A single count is required: the lines of the data below in which the word "JSON" occurs.

:: SUPPLIED INFORMATION ::
--- START ---
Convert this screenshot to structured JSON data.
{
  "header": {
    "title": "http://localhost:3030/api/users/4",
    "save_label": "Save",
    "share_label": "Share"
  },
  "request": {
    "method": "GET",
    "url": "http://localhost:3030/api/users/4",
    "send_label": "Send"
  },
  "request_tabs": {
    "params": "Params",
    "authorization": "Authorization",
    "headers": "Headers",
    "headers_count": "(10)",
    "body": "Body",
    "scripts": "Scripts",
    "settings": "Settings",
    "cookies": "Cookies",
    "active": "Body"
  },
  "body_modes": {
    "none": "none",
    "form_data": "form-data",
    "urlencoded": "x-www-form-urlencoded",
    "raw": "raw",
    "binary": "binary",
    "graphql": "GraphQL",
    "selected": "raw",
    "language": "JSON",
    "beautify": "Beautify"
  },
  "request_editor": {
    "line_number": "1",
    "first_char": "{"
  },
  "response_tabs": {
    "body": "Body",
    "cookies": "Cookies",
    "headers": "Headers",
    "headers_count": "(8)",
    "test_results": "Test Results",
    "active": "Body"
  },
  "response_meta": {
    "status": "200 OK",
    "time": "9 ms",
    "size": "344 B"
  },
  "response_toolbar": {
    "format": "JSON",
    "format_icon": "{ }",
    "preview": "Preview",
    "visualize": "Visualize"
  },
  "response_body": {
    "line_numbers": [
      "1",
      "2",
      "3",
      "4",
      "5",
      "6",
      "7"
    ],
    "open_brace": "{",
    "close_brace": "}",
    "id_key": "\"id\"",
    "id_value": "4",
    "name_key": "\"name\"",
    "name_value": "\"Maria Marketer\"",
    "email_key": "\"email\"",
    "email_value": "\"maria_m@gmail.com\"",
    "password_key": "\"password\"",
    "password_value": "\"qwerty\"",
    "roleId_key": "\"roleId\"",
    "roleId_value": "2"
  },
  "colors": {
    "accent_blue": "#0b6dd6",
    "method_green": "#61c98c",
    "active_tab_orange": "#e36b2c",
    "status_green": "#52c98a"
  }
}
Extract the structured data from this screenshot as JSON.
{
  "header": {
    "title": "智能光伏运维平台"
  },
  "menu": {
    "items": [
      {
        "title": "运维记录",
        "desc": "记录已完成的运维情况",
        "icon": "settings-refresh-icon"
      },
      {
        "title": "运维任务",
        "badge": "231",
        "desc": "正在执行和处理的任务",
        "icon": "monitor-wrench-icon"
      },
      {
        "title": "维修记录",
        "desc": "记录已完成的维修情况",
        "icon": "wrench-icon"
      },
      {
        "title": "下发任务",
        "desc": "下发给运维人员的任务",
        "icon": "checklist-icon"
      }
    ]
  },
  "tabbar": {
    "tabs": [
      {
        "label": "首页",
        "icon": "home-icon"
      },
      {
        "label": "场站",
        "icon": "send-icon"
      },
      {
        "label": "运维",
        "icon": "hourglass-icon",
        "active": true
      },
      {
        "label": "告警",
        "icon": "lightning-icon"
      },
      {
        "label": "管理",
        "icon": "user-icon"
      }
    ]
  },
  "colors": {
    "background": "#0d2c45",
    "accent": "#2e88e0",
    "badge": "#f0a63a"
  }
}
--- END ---
:: SOLUTION TO THE EXERCISE ::
4